If you have ever owned a house, then I am sure at one point or another you have had to deal with water damage and all its aftermath. Did you know that replacing sheetrock inside of an ADU can cost $8 – $10 per sheet? This means that if your home has 5 sheets of sheetrock on each side, which is very common for houses built around 1900, the cost could be as high as $600 just to replace interior walls alone! It also means that if you must pull out anything like flooring, cabinets, or even your furnace in order to take care of the water problem, then there will be a bunch more money involved in the project.

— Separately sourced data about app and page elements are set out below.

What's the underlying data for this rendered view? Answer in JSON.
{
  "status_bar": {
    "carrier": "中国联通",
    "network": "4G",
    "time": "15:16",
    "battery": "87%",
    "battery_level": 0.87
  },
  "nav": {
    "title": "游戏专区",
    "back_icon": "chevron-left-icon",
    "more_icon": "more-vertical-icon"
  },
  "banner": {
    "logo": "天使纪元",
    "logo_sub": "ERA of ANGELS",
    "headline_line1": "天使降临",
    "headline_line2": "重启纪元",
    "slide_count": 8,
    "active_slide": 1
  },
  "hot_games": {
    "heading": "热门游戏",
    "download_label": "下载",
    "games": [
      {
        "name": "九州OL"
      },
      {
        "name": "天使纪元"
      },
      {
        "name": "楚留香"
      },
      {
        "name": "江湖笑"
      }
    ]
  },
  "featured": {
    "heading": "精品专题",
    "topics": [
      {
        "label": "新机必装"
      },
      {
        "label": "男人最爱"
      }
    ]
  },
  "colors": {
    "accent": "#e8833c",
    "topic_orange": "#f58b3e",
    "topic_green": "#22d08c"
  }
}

It is common for homes in certain regions of the country (usually away from major cities) to experience some sort of infestation or mold inside their homes. Sometimes this happens over time, and it was not obvious at first when you bought the home that it had these issues, but usually once they are fixed, they show up quickly! If this happens before you purchase an ADU, make sure you hire someone to investigate exactly what is going on and then get them back out after any repairs are done so they can give you a clearance to occupy the space. Mold can spread very quickly and will cause your tenants a lot of discomfort, as well as destroy all their belongings if it is not dealt with in time. If you are purchasing an existing home that already has an ADU on it, make sure you can walk through both the main house and the ADU while wearing a mask to inspect for mold at least once before closing on the deal. This way you will have a good idea of what to expect if and when you do find mold.

The last thing anyone wants to deal with is family members that won’t leave. This could be because the relatives are cranky old people, or they may be kids who continue living in the ADU even though they are adults. If this is the case then there’ll be more cleaning up after them than just changing light bulbs from time to time! When dealing with problems like this, it’s best just to walk away from your investment and start looking for something else. The reason many investors avoid purchasing an existing property where someone is already living (whether it’s legal or not) is because of all the headaches that inevitably come along with it.

After all is said and done, the prospect of becoming a landlord will not be for everyone. It requires you to hire competent people to help with inspections, repairs, etc., and keep them on your payroll year round so they can respond quickly whenever things break down or need to be fixed. If you do not have at least 4-5 months worth of expenses in the bank, then you may want to get another job before taking on this type of investment. As a landlord there are plenty of big risks involved with just about anything that could go wrong if something isn’t working properly inside your rental properties.

If you are determined to purchase an ADU strictly as an investment property then make sure you do everything possible to protect yourself from liability. This means getting liability insurance from a good company that has been around a long time. You also will want to get an HOA or some type of legal arrangement in place so you can force your tenants to follow the rules inside the ADU (keep it clean, turn off lights, etc.). A simple $10 fine every month is something that would be very easy for them to deal with if they have children running around.

The most important thing for you as an investor to remember is that it’s not worth the risk! Be smart and make sure you don’t overextend yourself financially when purchasing an ADU for investment purposes. You need to think of real estate investing almost like a game: Can I afford this? Will my costs for maintaining/upgrading this be worth it? Will its use as an income property pay off in the long run? Sometimes you will find yourself asking these questions and then realizing that you cannot answer them properly because of a risk factor involved with the purchase. It’s important when doing any type of business, real estate or otherwise, to know exactly what the risks are and how well prepared you are in dealing with those risks before putting your money (or other people’s money) at stake.